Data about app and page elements
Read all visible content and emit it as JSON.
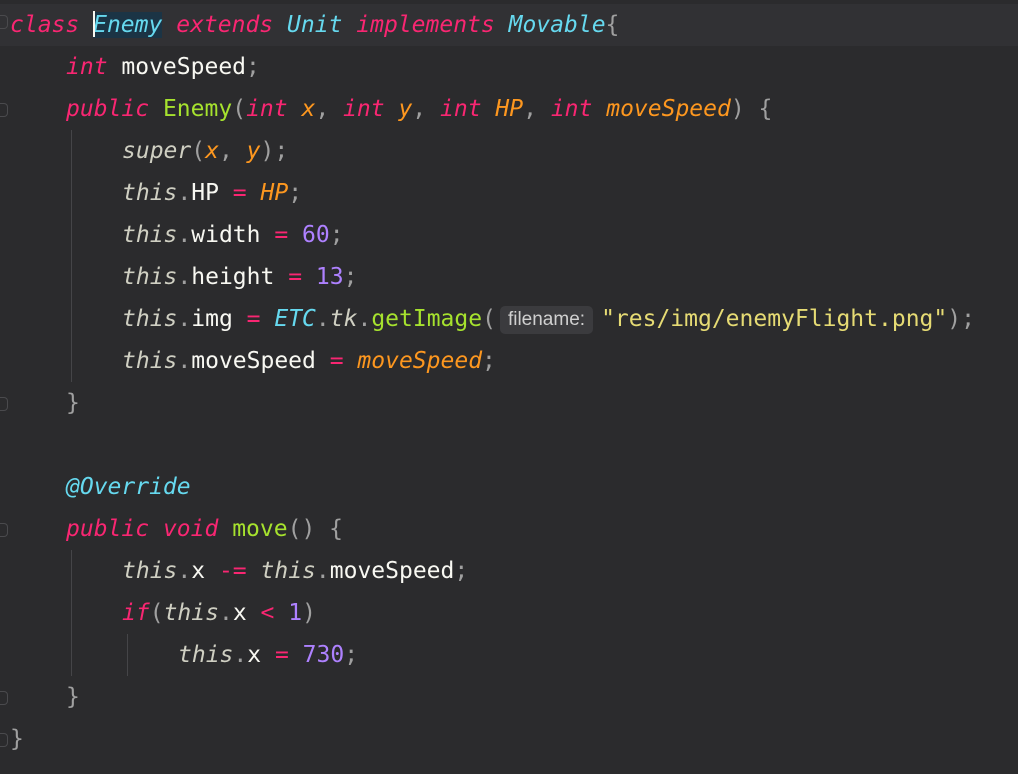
{
  "editor": {
    "colors": {
      "background": "#2b2b2d",
      "keyword": "#f92672",
      "type": "#66d9ef",
      "function": "#a6e22e",
      "parameter": "#fd971f",
      "number": "#ae81ff",
      "string": "#e6db74"
    },
    "lines": [
      {
        "current": true,
        "indent": 0,
        "caret_before_token": 2,
        "tokens": [
          {
            "t": "class",
            "c": "kw"
          },
          {
            "t": " ",
            "c": "id"
          },
          {
            "t": "Enemy",
            "c": "ty sel"
          },
          {
            "t": " ",
            "c": "id"
          },
          {
            "t": "extends",
            "c": "kw"
          },
          {
            "t": " ",
            "c": "id"
          },
          {
            "t": "Unit",
            "c": "ty"
          },
          {
            "t": " ",
            "c": "id"
          },
          {
            "t": "implements",
            "c": "kw"
          },
          {
            "t": " ",
            "c": "id"
          },
          {
            "t": "Movable",
            "c": "ty"
          },
          {
            "t": "{",
            "c": "pu"
          }
        ]
      },
      {
        "indent": 1,
        "tokens": [
          {
            "t": "int",
            "c": "kw"
          },
          {
            "t": " moveSpeed",
            "c": "id"
          },
          {
            "t": ";",
            "c": "pu"
          }
        ]
      },
      {
        "indent": 1,
        "tokens": [
          {
            "t": "public",
            "c": "kw"
          },
          {
            "t": " ",
            "c": "id"
          },
          {
            "t": "Enemy",
            "c": "fn"
          },
          {
            "t": "(",
            "c": "pu"
          },
          {
            "t": "int",
            "c": "kw"
          },
          {
            "t": " ",
            "c": "id"
          },
          {
            "t": "x",
            "c": "pa"
          },
          {
            "t": ", ",
            "c": "pu"
          },
          {
            "t": "int",
            "c": "kw"
          },
          {
            "t": " ",
            "c": "id"
          },
          {
            "t": "y",
            "c": "pa"
          },
          {
            "t": ", ",
            "c": "pu"
          },
          {
            "t": "int",
            "c": "kw"
          },
          {
            "t": " ",
            "c": "id"
          },
          {
            "t": "HP",
            "c": "pa"
          },
          {
            "t": ", ",
            "c": "pu"
          },
          {
            "t": "int",
            "c": "kw"
          },
          {
            "t": " ",
            "c": "id"
          },
          {
            "t": "moveSpeed",
            "c": "pa"
          },
          {
            "t": ") {",
            "c": "pu"
          }
        ]
      },
      {
        "indent": 2,
        "tokens": [
          {
            "t": "super",
            "c": "th"
          },
          {
            "t": "(",
            "c": "pu"
          },
          {
            "t": "x",
            "c": "pa"
          },
          {
            "t": ", ",
            "c": "pu"
          },
          {
            "t": "y",
            "c": "pa"
          },
          {
            "t": ");",
            "c": "pu"
          }
        ]
      },
      {
        "indent": 2,
        "tokens": [
          {
            "t": "this",
            "c": "th"
          },
          {
            "t": ".",
            "c": "pu"
          },
          {
            "t": "HP",
            "c": "id"
          },
          {
            "t": " = ",
            "c": "op"
          },
          {
            "t": "HP",
            "c": "pa"
          },
          {
            "t": ";",
            "c": "pu"
          }
        ]
      },
      {
        "indent": 2,
        "tokens": [
          {
            "t": "this",
            "c": "th"
          },
          {
            "t": ".",
            "c": "pu"
          },
          {
            "t": "width",
            "c": "id"
          },
          {
            "t": " = ",
            "c": "op"
          },
          {
            "t": "60",
            "c": "num"
          },
          {
            "t": ";",
            "c": "pu"
          }
        ]
      },
      {
        "indent": 2,
        "tokens": [
          {
            "t": "this",
            "c": "th"
          },
          {
            "t": ".",
            "c": "pu"
          },
          {
            "t": "height",
            "c": "id"
          },
          {
            "t": " = ",
            "c": "op"
          },
          {
            "t": "13",
            "c": "num"
          },
          {
            "t": ";",
            "c": "pu"
          }
        ]
      },
      {
        "indent": 2,
        "tokens": [
          {
            "t": "this",
            "c": "th"
          },
          {
            "t": ".",
            "c": "pu"
          },
          {
            "t": "img",
            "c": "id"
          },
          {
            "t": " = ",
            "c": "op"
          },
          {
            "t": "ETC",
            "c": "ty"
          },
          {
            "t": ".",
            "c": "pu"
          },
          {
            "t": "tk",
            "c": "th"
          },
          {
            "t": ".",
            "c": "pu"
          },
          {
            "t": "getImage",
            "c": "fn"
          },
          {
            "t": "(",
            "c": "pu"
          },
          {
            "t": "filename:",
            "c": "hint"
          },
          {
            "t": "\"res/img/enemyFlight.png\"",
            "c": "str"
          },
          {
            "t": ");",
            "c": "pu"
          }
        ]
      },
      {
        "indent": 2,
        "tokens": [
          {
            "t": "this",
            "c": "th"
          },
          {
            "t": ".",
            "c": "pu"
          },
          {
            "t": "moveSpeed",
            "c": "id"
          },
          {
            "t": " = ",
            "c": "op"
          },
          {
            "t": "moveSpeed",
            "c": "pa"
          },
          {
            "t": ";",
            "c": "pu"
          }
        ]
      },
      {
        "indent": 1,
        "tokens": [
          {
            "t": "}",
            "c": "pu"
          }
        ]
      },
      {
        "indent": 0,
        "tokens": []
      },
      {
        "indent": 1,
        "tokens": [
          {
            "t": "@Override",
            "c": "an"
          }
        ]
      },
      {
        "indent": 1,
        "tokens": [
          {
            "t": "public",
            "c": "kw"
          },
          {
            "t": " ",
            "c": "id"
          },
          {
            "t": "void",
            "c": "kw"
          },
          {
            "t": " ",
            "c": "id"
          },
          {
            "t": "move",
            "c": "fn"
          },
          {
            "t": "() {",
            "c": "pu"
          }
        ]
      },
      {
        "indent": 2,
        "tokens": [
          {
            "t": "this",
            "c": "th"
          },
          {
            "t": ".",
            "c": "pu"
          },
          {
            "t": "x",
            "c": "id"
          },
          {
            "t": " -= ",
            "c": "op"
          },
          {
            "t": "this",
            "c": "th"
          },
          {
            "t": ".",
            "c": "pu"
          },
          {
            "t": "moveSpeed",
            "c": "id"
          },
          {
            "t": ";",
            "c": "pu"
          }
        ]
      },
      {
        "indent": 2,
        "tokens": [
          {
            "t": "if",
            "c": "kw"
          },
          {
            "t": "(",
            "c": "pu"
          },
          {
            "t": "this",
            "c": "th"
          },
          {
            "t": ".",
            "c": "pu"
          },
          {
            "t": "x",
            "c": "id"
          },
          {
            "t": " < ",
            "c": "op"
          },
          {
            "t": "1",
            "c": "num"
          },
          {
            "t": ")",
            "c": "pu"
          }
        ]
      },
      {
        "indent": 3,
        "tokens": [
          {
            "t": "this",
            "c": "th"
          },
          {
            "t": ".",
            "c": "pu"
          },
          {
            "t": "x",
            "c": "id"
          },
          {
            "t": " = ",
            "c": "op"
          },
          {
            "t": "730",
            "c": "num"
          },
          {
            "t": ";",
            "c": "pu"
          }
        ]
      },
      {
        "indent": 1,
        "tokens": [
          {
            "t": "}",
            "c": "pu"
          }
        ]
      },
      {
        "indent": 0,
        "tokens": [
          {
            "t": "}",
            "c": "pu"
          }
        ]
      }
    ]
  }
}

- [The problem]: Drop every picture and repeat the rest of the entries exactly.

- [Solution for this task]:
Read all visible content and emit it as JSON.
{
  "editor": {
    "colors": {
      "background": "#2b2b2d",
      "keyword": "#f92672",
      "type": "#66d9ef",
      "function": "#a6e22e",
      "parameter": "#fd971f",
      "number": "#ae81ff",
      "string": "#e6db74"
    },
    "lines": [
      {
        "current": true,
        "indent": 0,
        "caret_before_token": 2,
        "tokens": [
          {
            "t": "class",
            "c": "kw"
          },
          {
            "t": " ",
            "c": "id"
          },
          {
            "t": "Enemy",
            "c": "ty sel"
          },
          {
            "t": " ",
            "c": "id"
          },
          {
            "t": "extends",
            "c": "kw"
          },
          {
            "t": " ",
            "c": "id"
          },
          {
            "t": "Unit",
            "c": "ty"
          },
          {
            "t": " ",
            "c": "id"
          },
          {
            "t": "implements",
            "c": "kw"
          },
          {
            "t": " ",
            "c": "id"
          },
          {
            "t": "Movable",
            "c": "ty"
          },
          {
            "t": "{",
            "c": "pu"
          }
        ]
      },
      {
        "indent": 1,
        "tokens": [
          {
            "t": "int",
            "c": "kw"
          },
          {
            "t": " moveSpeed",
            "c": "id"
          },
          {
            "t": ";",
            "c": "pu"
          }
        ]
      },
      {
        "indent": 1,
        "tokens": [
          {
            "t": "public",
            "c": "kw"
          },
          {
            "t": " ",
            "c": "id"
          },
          {
            "t": "Enemy",
            "c": "fn"
          },
          {
            "t": "(",
            "c": "pu"
          },
          {
            "t": "int",
            "c": "kw"
          },
          {
            "t": " ",
            "c": "id"
          },
          {
            "t": "x",
            "c": "pa"
          },
          {
            "t": ", ",
            "c": "pu"
          },
          {
            "t": "int",
            "c": "kw"
          },
          {
            "t": " ",
            "c": "id"
          },
          {
            "t": "y",
            "c": "pa"
          },
          {
            "t": ", ",
            "c": "pu"
          },
          {
            "t": "int",
            "c": "kw"
          },
          {
            "t": " ",
            "c": "id"
          },
          {
            "t": "HP",
            "c": "pa"
          },
          {
            "t": ", ",
            "c": "pu"
          },
          {
            "t": "int",
            "c": "kw"
          },
          {
            "t": " ",
            "c": "id"
          },
          {
            "t": "moveSpeed",
            "c": "pa"
          },
          {
            "t": ") {",
            "c": "pu"
          }
        ]
      },
      {
        "indent": 2,
        "tokens": [
          {
            "t": "super",
            "c": "th"
          },
          {
            "t": "(",
            "c": "pu"
          },
          {
            "t": "x",
            "c": "pa"
          },
          {
            "t": ", ",
            "c": "pu"
          },
          {
            "t": "y",
            "c": "pa"
          },
          {
            "t": ");",
            "c": "pu"
          }
        ]
      },
      {
        "indent": 2,
        "tokens": [
          {
            "t": "this",
            "c": "th"
          },
          {
            "t": ".",
            "c": "pu"
          },
          {
            "t": "HP",
            "c": "id"
          },
          {
            "t": " = ",
            "c": "op"
          },
          {
            "t": "HP",
            "c": "pa"
          },
          {
            "t": ";",
            "c": "pu"
          }
        ]
      },
      {
        "indent": 2,
        "tokens": [
          {
            "t": "this",
            "c": "th"
          },
          {
            "t": ".",
            "c": "pu"
          },
          {
            "t": "width",
            "c": "id"
          },
          {
            "t": " = ",
            "c": "op"
          },
          {
            "t": "60",
            "c": "num"
          },
          {
            "t": ";",
            "c": "pu"
          }
        ]
      },
      {
        "indent": 2,
        "tokens": [
          {
            "t": "this",
            "c": "th"
          },
          {
            "t": ".",
            "c": "pu"
          },
          {
            "t": "height",
            "c": "id"
          },
          {
            "t": " = ",
            "c": "op"
          },
          {
            "t": "13",
            "c": "num"
          },
          {
            "t": ";",
            "c": "pu"
          }
        ]
      },
      {
        "indent": 2,
        "tokens": [
          {
            "t": "this",
            "c": "th"
          },
          {
            "t": ".",
            "c": "pu"
          },
          {
            "t": "img",
            "c": "id"
          },
          {
            "t": " = ",
            "c": "op"
          },
          {
            "t": "ETC",
            "c": "ty"
          },
          {
            "t": ".",
            "c": "pu"
          },
          {
            "t": "tk",
            "c": "th"
          },
          {
            "t": ".",
            "c": "pu"
          },
          {
            "t": "getImage",
            "c": "fn"
          },
          {
            "t": "(",
            "c": "pu"
          },
          {
            "t": "filename:",
            "c": "hint"
          },
          {
            "t": "\"res/img/enemyFlight.png\"",
            "c": "str"
          },
          {
            "t": ");",
            "c": "pu"
          }
        ]
      },
      {
        "indent": 2,
        "tokens": [
          {
            "t": "this",
            "c": "th"
          },
          {
            "t": ".",
            "c": "pu"
          },
          {
            "t": "moveSpeed",
            "c": "id"
          },
          {
            "t": " = ",
            "c": "op"
          },
          {
            "t": "moveSpeed",
            "c": "pa"
          },
          {
            "t": ";",
            "c": "pu"
          }
        ]
      },
      {
        "indent": 1,
        "tokens": [
          {
            "t": "}",
            "c": "pu"
          }
        ]
      },
      {
        "indent": 0,
        "tokens": []
      },
      {
        "indent": 1,
        "tokens": [
          {
            "t": "@Override",
            "c": "an"
          }
        ]
      },
      {
        "indent": 1,
        "tokens": [
          {
            "t": "public",
            "c": "kw"
          },
          {
            "t": " ",
            "c": "id"
          },
          {
            "t": "void",
            "c": "kw"
          },
          {
            "t": " ",
            "c": "id"
          },
          {
            "t": "move",
            "c": "fn"
          },
          {
            "t": "() {",
            "c": "pu"
          }
        ]
      },
      {
        "indent": 2,
        "tokens": [
          {
            "t": "this",
            "c": "th"
          },
          {
            "t": ".",
            "c": "pu"
          },
          {
            "t": "x",
            "c": "id"
          },
          {
            "t": " -= ",
            "c": "op"
          },
          {
            "t": "this",
            "c": "th"
          },
          {
            "t": ".",
            "c": "pu"
          },
          {
            "t": "moveSpeed",
            "c": "id"
          },
          {
            "t": ";",
            "c": "pu"
          }
        ]
      },
      {
        "indent": 2,
        "tokens": [
          {
            "t": "if",
            "c": "kw"
          },
          {
            "t": "(",
            "c": "pu"
          },
          {
            "t": "this",
            "c": "th"
          },
          {
            "t": ".",
            "c": "pu"
          },
          {
            "t": "x",
            "c": "id"
          },
          {
            "t": " < ",
            "c": "op"
          },
          {
            "t": "1",
            "c": "num"
          },
          {
            "t": ")",
            "c": "pu"
          }
        ]
      },
      {
        "indent": 3,
        "tokens": [
          {
            "t": "this",
            "c": "th"
          },
          {
            "t": ".",
            "c": "pu"
          },
          {
            "t": "x",
            "c": "id"
          },
          {
            "t": " = ",
            "c": "op"
          },
          {
            "t": "730",
            "c": "num"
          },
          {
            "t": ";",
            "c": "pu"
          }
        ]
      },
      {
        "indent": 1,
        "tokens": [
          {
            "t": "}",
            "c": "pu"
          }
        ]
      },
      {
        "indent": 0,
        "tokens": [
          {
            "t": "}",
            "c": "pu"
          }
        ]
      }
    ]
  }
}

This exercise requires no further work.